Luton in 50 Buildings
Series: In 50 Buildings
- Paul Rabbitts
15th February 2020
The Bedfordshire town of Luton originated in the sixth century when the Saxons established a farm or settlement (called a ‘tun’) by the River Lea. Farming and agriculture became the major industries, while the local market brought in people from the surrounding villages. The hat-making industry dominated the town from the seventeenth until the twentieth century, while in 1905 Vauxhall Motors opened there, followed by the airport in 1938. Although car manufacturing ceased in 2002, the town continues to prosper with a growing population and much redevelopment taking place.
In Luton in 50 Buildings author Paul Rabbitts looks at how the town’s buildings and landmarks, both old and new, reflect its long and fascinating history. Among the places featured are some of the town’s historic churches, inns and residences, the town hall and the Kenilworth Road football ground. Also featured are Luton Central Mosque, the expanding airport and the stately home of Luton Hoo, originally designed by Robert Adam in the eighteenth century for the 3rd Earl of Bute.

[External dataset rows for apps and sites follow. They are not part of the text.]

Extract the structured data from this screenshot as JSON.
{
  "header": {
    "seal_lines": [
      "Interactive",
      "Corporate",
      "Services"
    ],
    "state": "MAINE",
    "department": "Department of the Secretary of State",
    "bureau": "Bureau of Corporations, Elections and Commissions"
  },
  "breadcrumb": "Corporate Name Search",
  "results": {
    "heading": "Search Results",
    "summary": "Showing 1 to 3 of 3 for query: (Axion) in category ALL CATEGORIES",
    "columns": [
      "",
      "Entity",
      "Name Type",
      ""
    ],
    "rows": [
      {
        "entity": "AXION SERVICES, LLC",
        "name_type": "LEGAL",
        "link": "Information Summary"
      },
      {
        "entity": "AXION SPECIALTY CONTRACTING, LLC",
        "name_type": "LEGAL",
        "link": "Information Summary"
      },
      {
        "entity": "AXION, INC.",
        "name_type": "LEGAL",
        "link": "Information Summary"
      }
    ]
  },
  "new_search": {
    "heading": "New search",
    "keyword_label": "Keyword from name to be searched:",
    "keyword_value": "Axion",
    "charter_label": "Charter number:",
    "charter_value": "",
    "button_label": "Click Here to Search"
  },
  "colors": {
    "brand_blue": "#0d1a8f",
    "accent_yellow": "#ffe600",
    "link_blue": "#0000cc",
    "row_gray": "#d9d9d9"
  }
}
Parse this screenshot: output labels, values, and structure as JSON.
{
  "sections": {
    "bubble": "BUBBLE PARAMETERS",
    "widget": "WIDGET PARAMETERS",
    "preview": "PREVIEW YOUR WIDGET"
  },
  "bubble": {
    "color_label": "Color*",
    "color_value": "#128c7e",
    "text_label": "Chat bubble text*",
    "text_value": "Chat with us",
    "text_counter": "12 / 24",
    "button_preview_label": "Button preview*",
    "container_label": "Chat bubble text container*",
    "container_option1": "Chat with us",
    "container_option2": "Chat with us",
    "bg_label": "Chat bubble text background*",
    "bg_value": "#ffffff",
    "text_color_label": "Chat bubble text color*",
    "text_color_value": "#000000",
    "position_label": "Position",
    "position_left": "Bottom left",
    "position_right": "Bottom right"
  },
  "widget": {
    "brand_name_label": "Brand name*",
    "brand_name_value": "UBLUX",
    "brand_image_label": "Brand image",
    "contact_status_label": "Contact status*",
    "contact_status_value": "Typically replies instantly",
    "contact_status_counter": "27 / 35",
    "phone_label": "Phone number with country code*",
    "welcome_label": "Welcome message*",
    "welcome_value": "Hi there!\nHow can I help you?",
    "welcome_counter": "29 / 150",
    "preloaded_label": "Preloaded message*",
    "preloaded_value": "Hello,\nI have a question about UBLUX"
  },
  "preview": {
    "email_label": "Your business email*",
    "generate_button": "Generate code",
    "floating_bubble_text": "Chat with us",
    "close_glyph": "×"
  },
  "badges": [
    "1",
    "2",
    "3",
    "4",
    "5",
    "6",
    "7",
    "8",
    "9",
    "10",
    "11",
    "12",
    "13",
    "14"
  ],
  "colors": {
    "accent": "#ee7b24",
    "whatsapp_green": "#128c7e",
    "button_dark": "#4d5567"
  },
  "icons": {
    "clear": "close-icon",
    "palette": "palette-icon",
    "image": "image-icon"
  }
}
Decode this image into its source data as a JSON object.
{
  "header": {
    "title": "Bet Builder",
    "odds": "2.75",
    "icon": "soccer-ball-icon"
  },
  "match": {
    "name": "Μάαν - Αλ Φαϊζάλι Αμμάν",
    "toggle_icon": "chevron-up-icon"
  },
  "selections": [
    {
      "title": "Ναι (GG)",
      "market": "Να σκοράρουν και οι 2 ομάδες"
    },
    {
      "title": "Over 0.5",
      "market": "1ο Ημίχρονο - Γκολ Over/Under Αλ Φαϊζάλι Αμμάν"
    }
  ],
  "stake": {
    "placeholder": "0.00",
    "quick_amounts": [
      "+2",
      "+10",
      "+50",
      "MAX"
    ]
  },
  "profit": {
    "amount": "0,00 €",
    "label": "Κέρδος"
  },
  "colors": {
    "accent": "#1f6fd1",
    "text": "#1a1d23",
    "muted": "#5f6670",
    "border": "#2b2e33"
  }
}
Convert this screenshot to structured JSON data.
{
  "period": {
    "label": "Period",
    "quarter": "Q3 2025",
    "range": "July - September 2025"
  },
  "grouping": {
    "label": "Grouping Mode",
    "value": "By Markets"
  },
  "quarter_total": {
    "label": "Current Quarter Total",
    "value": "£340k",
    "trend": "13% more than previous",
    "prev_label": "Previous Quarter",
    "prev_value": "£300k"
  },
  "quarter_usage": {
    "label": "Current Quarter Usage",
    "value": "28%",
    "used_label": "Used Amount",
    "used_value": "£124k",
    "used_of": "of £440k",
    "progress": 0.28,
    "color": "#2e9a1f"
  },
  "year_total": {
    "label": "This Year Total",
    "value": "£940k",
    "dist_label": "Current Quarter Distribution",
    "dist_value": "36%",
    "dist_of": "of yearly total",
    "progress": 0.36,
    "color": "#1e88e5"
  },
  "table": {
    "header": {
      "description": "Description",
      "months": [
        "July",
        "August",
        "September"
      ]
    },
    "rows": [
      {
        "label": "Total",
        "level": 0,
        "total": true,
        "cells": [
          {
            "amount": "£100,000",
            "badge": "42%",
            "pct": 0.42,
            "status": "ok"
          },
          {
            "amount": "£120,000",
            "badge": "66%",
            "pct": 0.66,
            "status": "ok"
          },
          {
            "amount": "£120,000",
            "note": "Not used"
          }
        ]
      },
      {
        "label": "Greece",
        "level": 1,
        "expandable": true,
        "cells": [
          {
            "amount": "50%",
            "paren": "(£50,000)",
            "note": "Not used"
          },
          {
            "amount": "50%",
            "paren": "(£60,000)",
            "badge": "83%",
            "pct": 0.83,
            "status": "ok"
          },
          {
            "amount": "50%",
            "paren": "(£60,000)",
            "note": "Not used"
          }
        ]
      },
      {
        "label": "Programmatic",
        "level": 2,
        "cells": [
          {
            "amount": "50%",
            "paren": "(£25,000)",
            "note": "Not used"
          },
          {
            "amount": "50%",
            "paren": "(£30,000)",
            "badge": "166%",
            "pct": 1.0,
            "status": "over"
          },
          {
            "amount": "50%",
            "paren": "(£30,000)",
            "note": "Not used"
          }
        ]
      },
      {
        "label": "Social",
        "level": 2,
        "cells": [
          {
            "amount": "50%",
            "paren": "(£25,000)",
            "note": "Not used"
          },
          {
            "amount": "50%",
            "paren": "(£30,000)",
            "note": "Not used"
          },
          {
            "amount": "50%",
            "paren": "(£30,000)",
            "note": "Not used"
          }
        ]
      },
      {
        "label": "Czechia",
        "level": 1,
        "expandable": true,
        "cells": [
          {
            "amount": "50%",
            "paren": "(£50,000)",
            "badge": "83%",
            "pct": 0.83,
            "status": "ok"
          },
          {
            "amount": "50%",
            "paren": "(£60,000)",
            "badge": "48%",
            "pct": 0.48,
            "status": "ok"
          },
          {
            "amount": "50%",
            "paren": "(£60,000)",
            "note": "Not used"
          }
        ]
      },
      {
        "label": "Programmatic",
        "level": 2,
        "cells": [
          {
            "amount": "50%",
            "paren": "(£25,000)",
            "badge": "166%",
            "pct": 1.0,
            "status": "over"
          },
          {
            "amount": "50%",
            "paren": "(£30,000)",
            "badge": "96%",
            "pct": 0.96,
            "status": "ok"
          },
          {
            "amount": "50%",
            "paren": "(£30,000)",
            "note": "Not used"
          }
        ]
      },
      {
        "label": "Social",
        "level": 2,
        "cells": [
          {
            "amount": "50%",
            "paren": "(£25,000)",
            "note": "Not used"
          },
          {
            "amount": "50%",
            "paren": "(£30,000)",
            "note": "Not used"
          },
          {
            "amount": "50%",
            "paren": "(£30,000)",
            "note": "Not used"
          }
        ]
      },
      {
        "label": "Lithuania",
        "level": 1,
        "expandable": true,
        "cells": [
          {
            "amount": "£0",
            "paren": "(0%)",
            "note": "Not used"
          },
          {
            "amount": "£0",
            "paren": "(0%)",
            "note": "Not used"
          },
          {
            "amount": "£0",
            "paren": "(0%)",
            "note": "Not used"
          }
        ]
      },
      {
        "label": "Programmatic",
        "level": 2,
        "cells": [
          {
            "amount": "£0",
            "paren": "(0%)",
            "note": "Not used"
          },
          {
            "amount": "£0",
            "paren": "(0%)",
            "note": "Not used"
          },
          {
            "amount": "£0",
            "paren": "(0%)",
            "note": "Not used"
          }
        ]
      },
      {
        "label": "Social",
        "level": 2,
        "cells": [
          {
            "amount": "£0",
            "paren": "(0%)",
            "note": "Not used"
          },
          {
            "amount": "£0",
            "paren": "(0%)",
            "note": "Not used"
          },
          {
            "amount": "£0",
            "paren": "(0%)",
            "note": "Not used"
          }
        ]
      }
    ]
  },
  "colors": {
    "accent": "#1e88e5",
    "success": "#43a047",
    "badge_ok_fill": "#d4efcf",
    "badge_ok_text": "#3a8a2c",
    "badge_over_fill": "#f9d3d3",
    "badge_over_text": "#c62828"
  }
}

Each of these structures and landmarks has its own stories to tell, as well as documenting a significant aspect of Luton’s social, cultural and industrial heritage.